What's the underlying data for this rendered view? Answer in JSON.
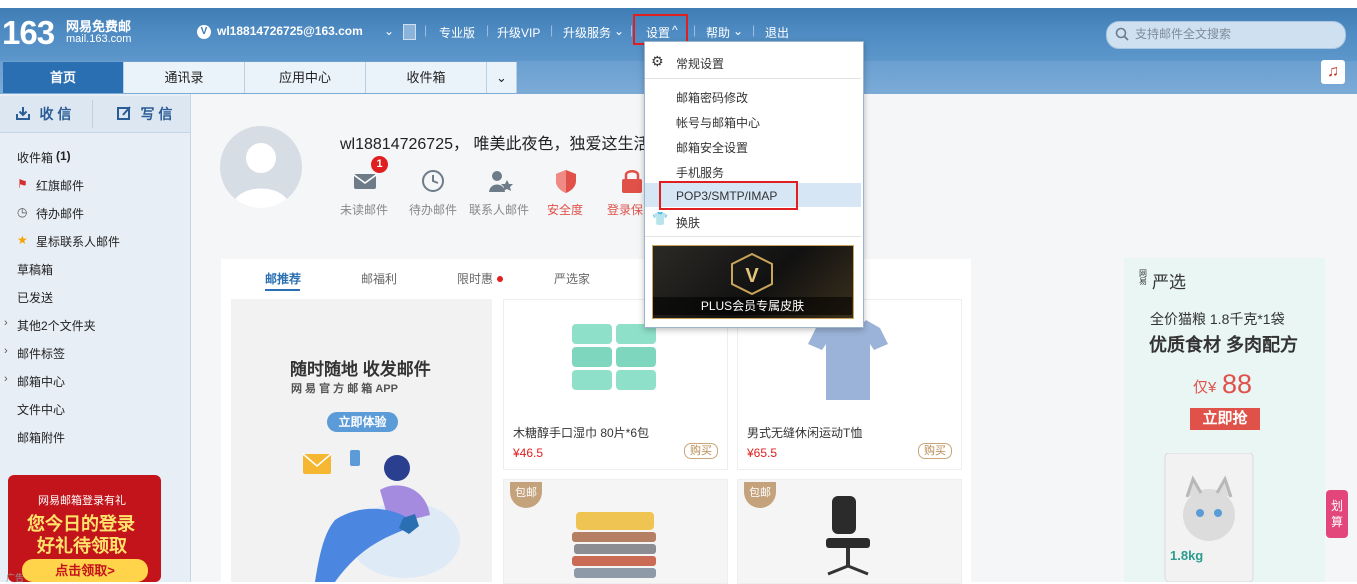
{
  "logo": {
    "num": "163",
    "cn": "网易免费邮",
    "en": "mail.163.com"
  },
  "header": {
    "account": "wl18814726725@163.com",
    "links": [
      "专业版",
      "升级VIP",
      "升级服务",
      "设置",
      "帮助",
      "退出"
    ],
    "search_placeholder": "支持邮件全文搜索"
  },
  "tabs": [
    "首页",
    "通讯录",
    "应用中心",
    "收件箱"
  ],
  "sidebar": {
    "receive": "收 信",
    "write": "写 信",
    "items": [
      "收件箱",
      "(1)",
      "红旗邮件",
      "待办邮件",
      "星标联系人邮件",
      "草稿箱",
      "已发送",
      "其他2个文件夹",
      "邮件标签",
      "邮箱中心",
      "文件中心",
      "邮箱附件"
    ]
  },
  "profile": {
    "greeting": "wl18814726725， 唯美此夜色，独爱这生活",
    "badge": "1",
    "quick": [
      "未读邮件",
      "待办邮件",
      "联系人邮件",
      "安全度",
      "登录保"
    ]
  },
  "recommend": {
    "tabs": [
      "邮推荐",
      "邮福利",
      "限时惠",
      "严选家"
    ],
    "promo_title": "随时随地 收发邮件",
    "promo_sub": "网 易 官 方 邮 箱 APP",
    "promo_btn": "立即体验",
    "products": [
      {
        "name": "木糖醇手口湿巾 80片*6包",
        "price": "¥46.5",
        "buy": "购买"
      },
      {
        "name": "男式无缝休闲运动T恤",
        "price": "¥65.5",
        "buy": "购买"
      }
    ],
    "tag": "包邮"
  },
  "menu": {
    "items": [
      "常规设置",
      "邮箱密码修改",
      "帐号与邮箱中心",
      "邮箱安全设置",
      "手机服务",
      "POP3/SMTP/IMAP",
      "换肤"
    ],
    "banner": "PLUS会员专属皮肤"
  },
  "ad": {
    "brand": "严选",
    "brand_small": "网易",
    "line1": "全价猫粮 1.8千克*1袋",
    "line2": "优质食材 多肉配方",
    "price_pre": "仅¥",
    "price": "88",
    "cta": "立即抢",
    "weight": "1.8kg"
  },
  "lower_ad": {
    "top": "网易邮箱登录有礼",
    "l1": "您今日的登录",
    "l2": "好礼待领取",
    "cta": "点击领取>",
    "tag": "广告"
  },
  "side_widget": "划算",
  "colors": {
    "header": "#3c78b0",
    "active_tab": "#2a6fb2",
    "highlight": "#e02020",
    "menu_sel": "#d6e6f5"
  }
}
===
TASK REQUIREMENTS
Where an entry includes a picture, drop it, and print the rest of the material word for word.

SOLUTION BELOW
What's the underlying data for this rendered view? Answer in JSON.
{
  "logo": {
    "num": "163",
    "cn": "网易免费邮",
    "en": "mail.163.com"
  },
  "header": {
    "account": "wl18814726725@163.com",
    "links": [
      "专业版",
      "升级VIP",
      "升级服务",
      "设置",
      "帮助",
      "退出"
    ],
    "search_placeholder": "支持邮件全文搜索"
  },
  "tabs": [
    "首页",
    "通讯录",
    "应用中心",
    "收件箱"
  ],
  "sidebar": {
    "receive": "收 信",
    "write": "写 信",
    "items": [
      "收件箱",
      "(1)",
      "红旗邮件",
      "待办邮件",
      "星标联系人邮件",
      "草稿箱",
      "已发送",
      "其他2个文件夹",
      "邮件标签",
      "邮箱中心",
      "文件中心",
      "邮箱附件"
    ]
  },
  "profile": {
    "greeting": "wl18814726725， 唯美此夜色，独爱这生活",
    "badge": "1",
    "quick": [
      "未读邮件",
      "待办邮件",
      "联系人邮件",
      "安全度",
      "登录保"
    ]
  },
  "recommend": {
    "tabs": [
      "邮推荐",
      "邮福利",
      "限时惠",
      "严选家"
    ],
    "promo_title": "随时随地 收发邮件",
    "promo_sub": "网 易 官 方 邮 箱 APP",
    "promo_btn": "立即体验",
    "products": [
      {
        "name": "木糖醇手口湿巾 80片*6包",
        "price": "¥46.5",
        "buy": "购买"
      },
      {
        "name": "男式无缝休闲运动T恤",
        "price": "¥65.5",
        "buy": "购买"
      }
    ],
    "tag": "包邮"
  },
  "menu": {
    "items": [
      "常规设置",
      "邮箱密码修改",
      "帐号与邮箱中心",
      "邮箱安全设置",
      "手机服务",
      "POP3/SMTP/IMAP",
      "换肤"
    ],
    "banner": "PLUS会员专属皮肤"
  },
  "ad": {
    "brand": "严选",
    "brand_small": "网易",
    "line1": "全价猫粮 1.8千克*1袋",
    "line2": "优质食材 多肉配方",
    "price_pre": "仅¥",
    "price": "88",
    "cta": "立即抢",
    "weight": "1.8kg"
  },
  "lower_ad": {
    "top": "网易邮箱登录有礼",
    "l1": "您今日的登录",
    "l2": "好礼待领取",
    "cta": "点击领取>",
    "tag": "广告"
  },
  "side_widget": "划算",
  "colors": {
    "header": "#3c78b0",
    "active_tab": "#2a6fb2",
    "highlight": "#e02020",
    "menu_sel": "#d6e6f5"
  }
}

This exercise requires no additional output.